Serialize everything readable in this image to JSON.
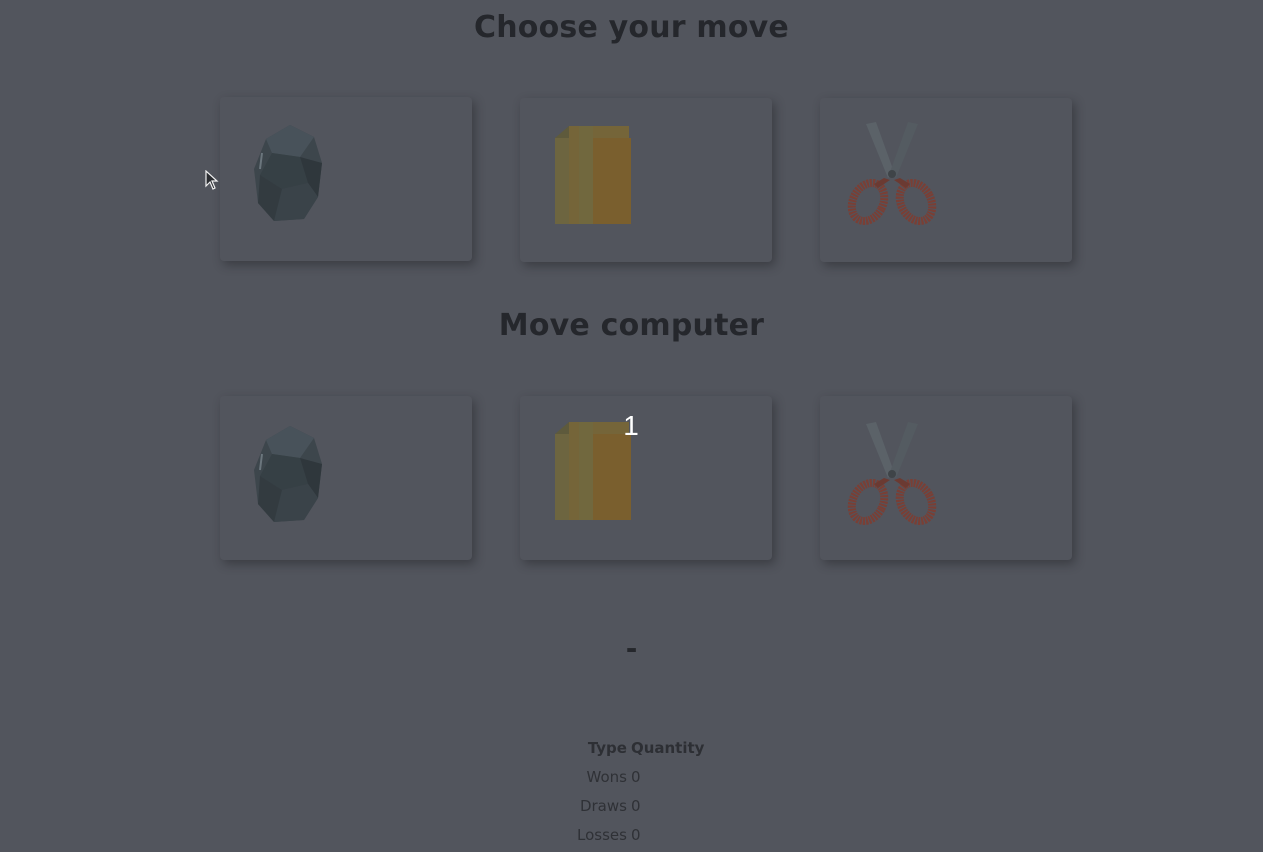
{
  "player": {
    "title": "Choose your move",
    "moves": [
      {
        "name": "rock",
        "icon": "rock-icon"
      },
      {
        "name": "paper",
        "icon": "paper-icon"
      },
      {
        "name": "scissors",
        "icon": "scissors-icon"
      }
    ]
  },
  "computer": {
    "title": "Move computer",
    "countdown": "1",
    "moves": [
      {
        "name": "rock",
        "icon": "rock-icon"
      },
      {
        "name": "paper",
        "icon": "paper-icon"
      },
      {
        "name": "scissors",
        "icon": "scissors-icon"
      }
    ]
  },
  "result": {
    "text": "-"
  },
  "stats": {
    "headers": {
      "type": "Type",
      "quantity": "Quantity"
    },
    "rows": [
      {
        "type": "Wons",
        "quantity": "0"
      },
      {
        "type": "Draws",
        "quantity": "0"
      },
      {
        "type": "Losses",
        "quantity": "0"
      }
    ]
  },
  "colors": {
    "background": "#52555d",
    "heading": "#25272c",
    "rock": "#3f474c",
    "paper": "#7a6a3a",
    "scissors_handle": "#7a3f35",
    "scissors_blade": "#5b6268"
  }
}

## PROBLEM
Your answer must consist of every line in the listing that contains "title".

## ANSWER TO THIS EXERCISE
    "title": "Choose your move",
    "title": "Move computer",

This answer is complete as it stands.